MATERIAL PROVIDED:
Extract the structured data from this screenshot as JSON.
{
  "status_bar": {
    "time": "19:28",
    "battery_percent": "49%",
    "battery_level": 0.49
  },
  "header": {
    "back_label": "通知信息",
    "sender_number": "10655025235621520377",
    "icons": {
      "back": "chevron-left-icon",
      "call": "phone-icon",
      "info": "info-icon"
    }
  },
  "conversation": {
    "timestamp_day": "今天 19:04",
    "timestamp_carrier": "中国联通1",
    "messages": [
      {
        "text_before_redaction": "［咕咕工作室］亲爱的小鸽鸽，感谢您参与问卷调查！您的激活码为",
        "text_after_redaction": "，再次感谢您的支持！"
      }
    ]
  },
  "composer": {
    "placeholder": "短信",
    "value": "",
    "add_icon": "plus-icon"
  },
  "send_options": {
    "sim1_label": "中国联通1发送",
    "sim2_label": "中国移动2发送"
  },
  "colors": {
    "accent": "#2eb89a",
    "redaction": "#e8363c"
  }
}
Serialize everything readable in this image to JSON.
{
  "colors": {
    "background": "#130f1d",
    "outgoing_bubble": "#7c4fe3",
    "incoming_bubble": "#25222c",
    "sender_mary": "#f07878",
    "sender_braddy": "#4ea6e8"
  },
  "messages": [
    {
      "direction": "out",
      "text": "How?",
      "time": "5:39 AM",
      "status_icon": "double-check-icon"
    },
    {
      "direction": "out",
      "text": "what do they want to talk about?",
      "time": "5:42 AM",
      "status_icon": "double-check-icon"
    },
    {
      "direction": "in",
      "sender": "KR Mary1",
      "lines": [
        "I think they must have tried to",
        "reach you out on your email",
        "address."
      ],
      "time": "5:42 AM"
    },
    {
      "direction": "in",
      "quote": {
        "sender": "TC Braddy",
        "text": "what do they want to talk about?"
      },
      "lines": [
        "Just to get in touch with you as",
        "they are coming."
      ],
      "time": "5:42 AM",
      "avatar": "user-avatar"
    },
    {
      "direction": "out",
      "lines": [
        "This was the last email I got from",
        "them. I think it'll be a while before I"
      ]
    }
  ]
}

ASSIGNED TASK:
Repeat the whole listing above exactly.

OUTPUT:
Extract the structured data from this screenshot as JSON.
{
  "status_bar": {
    "time": "19:28",
    "battery_percent": "49%",
    "battery_level": 0.49
  },
  "header": {
    "back_label": "通知信息",
    "sender_number": "10655025235621520377",
    "icons": {
      "back": "chevron-left-icon",
      "call": "phone-icon",
      "info": "info-icon"
    }
  },
  "conversation": {
    "timestamp_day": "今天 19:04",
    "timestamp_carrier": "中国联通1",
    "messages": [
      {
        "text_before_redaction": "［咕咕工作室］亲爱的小鸽鸽，感谢您参与问卷调查！您的激活码为",
        "text_after_redaction": "，再次感谢您的支持！"
      }
    ]
  },
  "composer": {
    "placeholder": "短信",
    "value": "",
    "add_icon": "plus-icon"
  },
  "send_options": {
    "sim1_label": "中国联通1发送",
    "sim2_label": "中国移动2发送"
  },
  "colors": {
    "accent": "#2eb89a",
    "redaction": "#e8363c"
  }
}
Serialize everything readable in this image to JSON.
{
  "colors": {
    "background": "#130f1d",
    "outgoing_bubble": "#7c4fe3",
    "incoming_bubble": "#25222c",
    "sender_mary": "#f07878",
    "sender_braddy": "#4ea6e8"
  },
  "messages": [
    {
      "direction": "out",
      "text": "How?",
      "time": "5:39 AM",
      "status_icon": "double-check-icon"
    },
    {
      "direction": "out",
      "text": "what do they want to talk about?",
      "time": "5:42 AM",
      "status_icon": "double-check-icon"
    },
    {
      "direction": "in",
      "sender": "KR Mary1",
      "lines": [
        "I think they must have tried to",
        "reach you out on your email",
        "address."
      ],
      "time": "5:42 AM"
    },
    {
      "direction": "in",
      "quote": {
        "sender": "TC Braddy",
        "text": "what do they want to talk about?"
      },
      "lines": [
        "Just to get in touch with you as",
        "they are coming."
      ],
      "time": "5:42 AM",
      "avatar": "user-avatar"
    },
    {
      "direction": "out",
      "lines": [
        "This was the last email I got from",
        "them. I think it'll be a while before I"
      ]
    }
  ]
}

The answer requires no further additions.